**Task to carry out:** The answer must be a single number: how many lines of the records below contain "device".

**Data provided:**
----
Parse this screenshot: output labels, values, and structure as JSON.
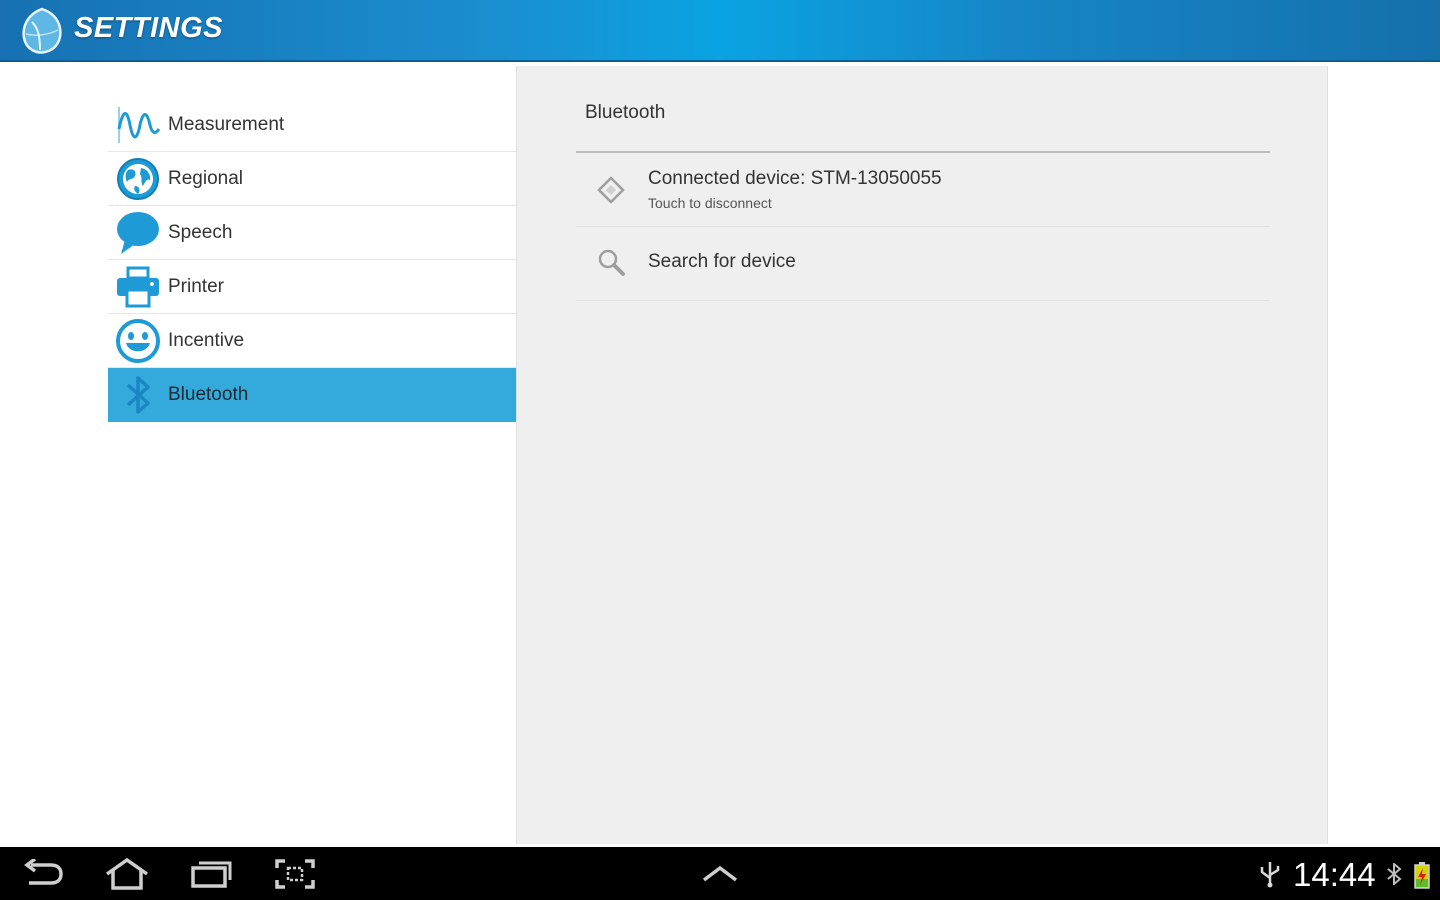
{
  "header": {
    "title": "SETTINGS",
    "logo_icon": "leaf-drop-logo-icon"
  },
  "colors": {
    "accent": "#33aadb",
    "header_blue": "#1a8fd0",
    "icon_blue": "#1e9bd7",
    "panel_bg": "#efefef",
    "nav_bg": "#000000"
  },
  "sidebar": {
    "items": [
      {
        "label": "Measurement",
        "icon": "waveform-icon"
      },
      {
        "label": "Regional",
        "icon": "globe-icon"
      },
      {
        "label": "Speech",
        "icon": "speech-bubble-icon"
      },
      {
        "label": "Printer",
        "icon": "printer-icon"
      },
      {
        "label": "Incentive",
        "icon": "smiley-icon"
      },
      {
        "label": "Bluetooth",
        "icon": "bluetooth-icon",
        "selected": true
      }
    ]
  },
  "panel": {
    "title": "Bluetooth",
    "rows": [
      {
        "title": "Connected device: STM-13050055",
        "summary": "Touch to disconnect",
        "icon": "device-diamond-icon"
      },
      {
        "title": "Search for device",
        "icon": "search-icon"
      }
    ]
  },
  "navbar": {
    "buttons": [
      "back-icon",
      "home-icon",
      "recent-apps-icon",
      "screenshot-icon",
      "chevron-up-icon"
    ],
    "clock": "14:44",
    "status_icons": [
      "usb-icon",
      "bluetooth-status-icon",
      "battery-icon"
    ]
  }
}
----
**Output for this exercise:** 3